ACTION ITEM
All of the entries must be duplicated exactly.

Website and app data records
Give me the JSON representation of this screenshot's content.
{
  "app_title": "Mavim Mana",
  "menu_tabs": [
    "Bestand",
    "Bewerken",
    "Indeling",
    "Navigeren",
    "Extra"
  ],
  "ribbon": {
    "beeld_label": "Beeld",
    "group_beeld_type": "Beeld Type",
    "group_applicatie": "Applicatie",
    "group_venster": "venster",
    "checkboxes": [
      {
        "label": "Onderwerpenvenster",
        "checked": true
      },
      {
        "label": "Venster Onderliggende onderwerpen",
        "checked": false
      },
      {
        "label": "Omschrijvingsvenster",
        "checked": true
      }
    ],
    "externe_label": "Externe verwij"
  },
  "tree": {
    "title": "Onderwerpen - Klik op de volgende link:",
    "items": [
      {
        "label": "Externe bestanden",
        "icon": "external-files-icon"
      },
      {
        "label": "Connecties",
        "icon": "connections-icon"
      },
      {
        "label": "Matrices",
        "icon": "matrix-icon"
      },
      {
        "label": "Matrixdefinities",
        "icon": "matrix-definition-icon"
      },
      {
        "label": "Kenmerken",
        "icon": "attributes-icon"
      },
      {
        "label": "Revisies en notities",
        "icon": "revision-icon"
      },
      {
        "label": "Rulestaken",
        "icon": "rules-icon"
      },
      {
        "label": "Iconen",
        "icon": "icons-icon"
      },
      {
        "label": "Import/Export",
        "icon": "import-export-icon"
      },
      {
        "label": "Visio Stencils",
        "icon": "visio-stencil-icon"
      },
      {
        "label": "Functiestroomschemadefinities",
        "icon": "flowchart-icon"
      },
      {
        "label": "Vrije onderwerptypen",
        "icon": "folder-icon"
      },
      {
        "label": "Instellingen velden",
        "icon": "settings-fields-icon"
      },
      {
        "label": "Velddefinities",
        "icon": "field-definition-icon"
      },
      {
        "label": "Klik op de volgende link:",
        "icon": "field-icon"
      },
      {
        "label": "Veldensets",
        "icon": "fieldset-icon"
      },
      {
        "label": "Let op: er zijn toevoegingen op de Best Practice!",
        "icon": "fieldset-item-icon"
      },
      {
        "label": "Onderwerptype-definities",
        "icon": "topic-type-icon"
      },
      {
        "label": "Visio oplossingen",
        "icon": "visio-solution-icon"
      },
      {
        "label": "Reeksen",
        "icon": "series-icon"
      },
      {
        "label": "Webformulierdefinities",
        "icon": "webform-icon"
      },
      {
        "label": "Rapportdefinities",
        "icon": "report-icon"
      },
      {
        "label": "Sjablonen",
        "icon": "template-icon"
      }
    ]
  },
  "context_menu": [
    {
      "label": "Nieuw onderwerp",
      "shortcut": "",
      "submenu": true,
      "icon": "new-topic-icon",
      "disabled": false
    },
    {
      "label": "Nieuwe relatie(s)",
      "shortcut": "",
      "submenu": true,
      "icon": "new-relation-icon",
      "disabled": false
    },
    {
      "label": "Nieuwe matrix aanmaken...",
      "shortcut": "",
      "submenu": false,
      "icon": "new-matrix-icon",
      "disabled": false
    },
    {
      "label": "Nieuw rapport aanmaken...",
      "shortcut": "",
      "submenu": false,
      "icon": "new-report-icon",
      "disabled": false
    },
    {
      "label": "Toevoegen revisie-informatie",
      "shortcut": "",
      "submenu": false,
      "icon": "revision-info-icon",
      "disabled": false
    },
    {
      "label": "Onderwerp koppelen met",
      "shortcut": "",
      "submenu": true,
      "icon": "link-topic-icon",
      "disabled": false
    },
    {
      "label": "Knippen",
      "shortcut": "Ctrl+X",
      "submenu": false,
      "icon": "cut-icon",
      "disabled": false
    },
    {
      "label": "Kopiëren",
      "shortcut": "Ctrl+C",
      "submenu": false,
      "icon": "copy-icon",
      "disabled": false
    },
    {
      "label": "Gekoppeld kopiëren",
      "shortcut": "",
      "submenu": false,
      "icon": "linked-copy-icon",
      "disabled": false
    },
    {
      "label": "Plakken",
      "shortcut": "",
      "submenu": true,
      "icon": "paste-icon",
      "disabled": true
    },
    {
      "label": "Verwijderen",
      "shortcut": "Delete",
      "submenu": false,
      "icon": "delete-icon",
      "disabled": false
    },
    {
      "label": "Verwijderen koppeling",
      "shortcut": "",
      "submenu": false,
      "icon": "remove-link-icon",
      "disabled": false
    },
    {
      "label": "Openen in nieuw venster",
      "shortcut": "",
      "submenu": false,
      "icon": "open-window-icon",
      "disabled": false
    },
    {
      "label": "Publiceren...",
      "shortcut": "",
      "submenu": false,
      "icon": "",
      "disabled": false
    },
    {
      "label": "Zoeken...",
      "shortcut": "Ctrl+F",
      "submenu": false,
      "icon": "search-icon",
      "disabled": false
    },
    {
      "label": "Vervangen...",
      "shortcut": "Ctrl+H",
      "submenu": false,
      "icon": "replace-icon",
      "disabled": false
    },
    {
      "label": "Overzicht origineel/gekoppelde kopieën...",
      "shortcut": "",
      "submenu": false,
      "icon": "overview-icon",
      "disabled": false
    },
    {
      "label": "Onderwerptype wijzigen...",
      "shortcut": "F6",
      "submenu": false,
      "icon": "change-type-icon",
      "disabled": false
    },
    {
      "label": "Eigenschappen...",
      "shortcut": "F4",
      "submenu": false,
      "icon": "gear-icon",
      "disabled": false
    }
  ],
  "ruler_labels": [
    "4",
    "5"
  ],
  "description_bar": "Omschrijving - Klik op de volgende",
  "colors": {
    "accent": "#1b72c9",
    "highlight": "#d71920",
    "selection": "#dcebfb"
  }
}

PROBLEM SOLUTION
Give me the JSON representation of this screenshot's content.
{
  "app_title": "Mavim Mana",
  "menu_tabs": [
    "Bestand",
    "Bewerken",
    "Indeling",
    "Navigeren",
    "Extra"
  ],
  "ribbon": {
    "beeld_label": "Beeld",
    "group_beeld_type": "Beeld Type",
    "group_applicatie": "Applicatie",
    "group_venster": "venster",
    "checkboxes": [
      {
        "label": "Onderwerpenvenster",
        "checked": true
      },
      {
        "label": "Venster Onderliggende onderwerpen",
        "checked": false
      },
      {
        "label": "Omschrijvingsvenster",
        "checked": true
      }
    ],
    "externe_label": "Externe verwij"
  },
  "tree": {
    "title": "Onderwerpen - Klik op de volgende link:",
    "items": [
      {
        "label": "Externe bestanden",
        "icon": "external-files-icon"
      },
      {
        "label": "Connecties",
        "icon": "connections-icon"
      },
      {
        "label": "Matrices",
        "icon": "matrix-icon"
      },
      {
        "label": "Matrixdefinities",
        "icon": "matrix-definition-icon"
      },
      {
        "label": "Kenmerken",
        "icon": "attributes-icon"
      },
      {
        "label": "Revisies en notities",
        "icon": "revision-icon"
      },
      {
        "label": "Rulestaken",
        "icon": "rules-icon"
      },
      {
        "label": "Iconen",
        "icon": "icons-icon"
      },
      {
        "label": "Import/Export",
        "icon": "import-export-icon"
      },
      {
        "label": "Visio Stencils",
        "icon": "visio-stencil-icon"
      },
      {
        "label": "Functiestroomschemadefinities",
        "icon": "flowchart-icon"
      },
      {
        "label": "Vrije onderwerptypen",
        "icon": "folder-icon"
      },
      {
        "label": "Instellingen velden",
        "icon": "settings-fields-icon"
      },
      {
        "label": "Velddefinities",
        "icon": "field-definition-icon"
      },
      {
        "label": "Klik op de volgende link:",
        "icon": "field-icon"
      },
      {
        "label": "Veldensets",
        "icon": "fieldset-icon"
      },
      {
        "label": "Let op: er zijn toevoegingen op de Best Practice!",
        "icon": "fieldset-item-icon"
      },
      {
        "label": "Onderwerptype-definities",
        "icon": "topic-type-icon"
      },
      {
        "label": "Visio oplossingen",
        "icon": "visio-solution-icon"
      },
      {
        "label": "Reeksen",
        "icon": "series-icon"
      },
      {
        "label": "Webformulierdefinities",
        "icon": "webform-icon"
      },
      {
        "label": "Rapportdefinities",
        "icon": "report-icon"
      },
      {
        "label": "Sjablonen",
        "icon": "template-icon"
      }
    ]
  },
  "context_menu": [
    {
      "label": "Nieuw onderwerp",
      "shortcut": "",
      "submenu": true,
      "icon": "new-topic-icon",
      "disabled": false
    },
    {
      "label": "Nieuwe relatie(s)",
      "shortcut": "",
      "submenu": true,
      "icon": "new-relation-icon",
      "disabled": false
    },
    {
      "label": "Nieuwe matrix aanmaken...",
      "shortcut": "",
      "submenu": false,
      "icon": "new-matrix-icon",
      "disabled": false
    },
    {
      "label": "Nieuw rapport aanmaken...",
      "shortcut": "",
      "submenu": false,
      "icon": "new-report-icon",
      "disabled": false
    },
    {
      "label": "Toevoegen revisie-informatie",
      "shortcut": "",
      "submenu": false,
      "icon": "revision-info-icon",
      "disabled": false
    },
    {
      "label": "Onderwerp koppelen met",
      "shortcut": "",
      "submenu": true,
      "icon": "link-topic-icon",
      "disabled": false
    },
    {
      "label": "Knippen",
      "shortcut": "Ctrl+X",
      "submenu": false,
      "icon": "cut-icon",
      "disabled": false
    },
    {
      "label": "Kopiëren",
      "shortcut": "Ctrl+C",
      "submenu": false,
      "icon": "copy-icon",
      "disabled": false
    },
    {
      "label": "Gekoppeld kopiëren",
      "shortcut": "",
      "submenu": false,
      "icon": "linked-copy-icon",
      "disabled": false
    },
    {
      "label": "Plakken",
      "shortcut": "",
      "submenu": true,
      "icon": "paste-icon",
      "disabled": true
    },
    {
      "label": "Verwijderen",
      "shortcut": "Delete",
      "submenu": false,
      "icon": "delete-icon",
      "disabled": false
    },
    {
      "label": "Verwijderen koppeling",
      "shortcut": "",
      "submenu": false,
      "icon": "remove-link-icon",
      "disabled": false
    },
    {
      "label": "Openen in nieuw venster",
      "shortcut": "",
      "submenu": false,
      "icon": "open-window-icon",
      "disabled": false
    },
    {
      "label": "Publiceren...",
      "shortcut": "",
      "submenu": false,
      "icon": "",
      "disabled": false
    },
    {
      "label": "Zoeken...",
      "shortcut": "Ctrl+F",
      "submenu": false,
      "icon": "search-icon",
      "disabled": false
    },
    {
      "label": "Vervangen...",
      "shortcut": "Ctrl+H",
      "submenu": false,
      "icon": "replace-icon",
      "disabled": false
    },
    {
      "label": "Overzicht origineel/gekoppelde kopieën...",
      "shortcut": "",
      "submenu": false,
      "icon": "overview-icon",
      "disabled": false
    },
    {
      "label": "Onderwerptype wijzigen...",
      "shortcut": "F6",
      "submenu": false,
      "icon": "change-type-icon",
      "disabled": false
    },
    {
      "label": "Eigenschappen...",
      "shortcut": "F4",
      "submenu": false,
      "icon": "gear-icon",
      "disabled": false
    }
  ],
  "ruler_labels": [
    "4",
    "5"
  ],
  "description_bar": "Omschrijving - Klik op de volgende",
  "colors": {
    "accent": "#1b72c9",
    "highlight": "#d71920",
    "selection": "#dcebfb"
  }
}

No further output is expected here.